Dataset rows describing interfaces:

--- START ---

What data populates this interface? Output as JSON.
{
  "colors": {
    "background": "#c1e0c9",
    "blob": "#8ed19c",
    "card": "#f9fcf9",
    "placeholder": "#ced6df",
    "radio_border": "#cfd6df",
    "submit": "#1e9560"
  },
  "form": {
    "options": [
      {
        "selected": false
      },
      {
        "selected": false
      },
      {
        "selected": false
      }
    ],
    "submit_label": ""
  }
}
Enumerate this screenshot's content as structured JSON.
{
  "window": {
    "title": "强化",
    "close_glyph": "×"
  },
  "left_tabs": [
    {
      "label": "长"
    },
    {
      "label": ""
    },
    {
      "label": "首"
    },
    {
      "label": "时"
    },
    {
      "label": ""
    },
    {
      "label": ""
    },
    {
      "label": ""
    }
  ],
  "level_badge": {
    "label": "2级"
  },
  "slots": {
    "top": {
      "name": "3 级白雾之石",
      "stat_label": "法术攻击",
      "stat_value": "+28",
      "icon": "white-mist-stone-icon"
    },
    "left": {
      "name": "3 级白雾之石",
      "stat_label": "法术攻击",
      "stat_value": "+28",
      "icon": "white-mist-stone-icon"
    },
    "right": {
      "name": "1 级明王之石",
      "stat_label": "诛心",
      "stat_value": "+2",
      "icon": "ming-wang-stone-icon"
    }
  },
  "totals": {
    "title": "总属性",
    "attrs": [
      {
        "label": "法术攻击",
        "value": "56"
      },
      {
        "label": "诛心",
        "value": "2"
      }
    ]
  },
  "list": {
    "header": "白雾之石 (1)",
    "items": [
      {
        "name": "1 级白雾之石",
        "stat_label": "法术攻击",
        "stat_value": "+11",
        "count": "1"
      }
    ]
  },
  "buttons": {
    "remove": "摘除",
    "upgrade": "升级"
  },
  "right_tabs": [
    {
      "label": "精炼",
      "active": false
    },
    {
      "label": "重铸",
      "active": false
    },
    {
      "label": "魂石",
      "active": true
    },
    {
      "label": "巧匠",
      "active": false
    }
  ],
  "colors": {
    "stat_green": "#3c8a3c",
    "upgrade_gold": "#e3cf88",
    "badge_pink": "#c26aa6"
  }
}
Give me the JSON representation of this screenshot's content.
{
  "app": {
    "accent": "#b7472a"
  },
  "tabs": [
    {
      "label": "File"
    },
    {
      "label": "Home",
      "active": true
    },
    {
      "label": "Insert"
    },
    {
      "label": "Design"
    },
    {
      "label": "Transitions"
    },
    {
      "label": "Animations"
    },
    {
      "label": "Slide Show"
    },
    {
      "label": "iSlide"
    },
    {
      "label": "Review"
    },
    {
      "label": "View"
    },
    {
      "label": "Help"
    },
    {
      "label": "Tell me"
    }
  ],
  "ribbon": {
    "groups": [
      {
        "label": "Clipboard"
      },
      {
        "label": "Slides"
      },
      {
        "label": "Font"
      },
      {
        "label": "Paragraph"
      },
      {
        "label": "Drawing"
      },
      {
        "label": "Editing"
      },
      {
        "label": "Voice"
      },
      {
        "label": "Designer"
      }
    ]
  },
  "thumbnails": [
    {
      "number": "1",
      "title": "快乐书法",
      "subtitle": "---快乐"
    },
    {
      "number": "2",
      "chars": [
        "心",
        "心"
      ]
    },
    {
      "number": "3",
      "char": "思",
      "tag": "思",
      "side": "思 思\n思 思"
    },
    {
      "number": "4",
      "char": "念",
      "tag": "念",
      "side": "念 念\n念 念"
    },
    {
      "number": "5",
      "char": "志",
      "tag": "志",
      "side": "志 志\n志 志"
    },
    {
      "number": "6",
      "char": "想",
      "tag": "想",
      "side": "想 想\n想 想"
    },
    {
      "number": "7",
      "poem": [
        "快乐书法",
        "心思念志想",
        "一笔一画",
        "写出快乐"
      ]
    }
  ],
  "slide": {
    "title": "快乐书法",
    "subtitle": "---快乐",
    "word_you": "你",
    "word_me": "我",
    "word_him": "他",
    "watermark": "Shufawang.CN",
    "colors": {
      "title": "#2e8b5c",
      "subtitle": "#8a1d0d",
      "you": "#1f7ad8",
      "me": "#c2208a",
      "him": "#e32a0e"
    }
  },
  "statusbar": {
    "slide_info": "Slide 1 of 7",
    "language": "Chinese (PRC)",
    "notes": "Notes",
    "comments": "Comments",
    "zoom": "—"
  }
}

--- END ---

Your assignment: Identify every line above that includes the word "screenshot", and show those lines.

Completed exercise:
Enumerate this screenshot's content as structured JSON.
Give me the JSON representation of this screenshot's content.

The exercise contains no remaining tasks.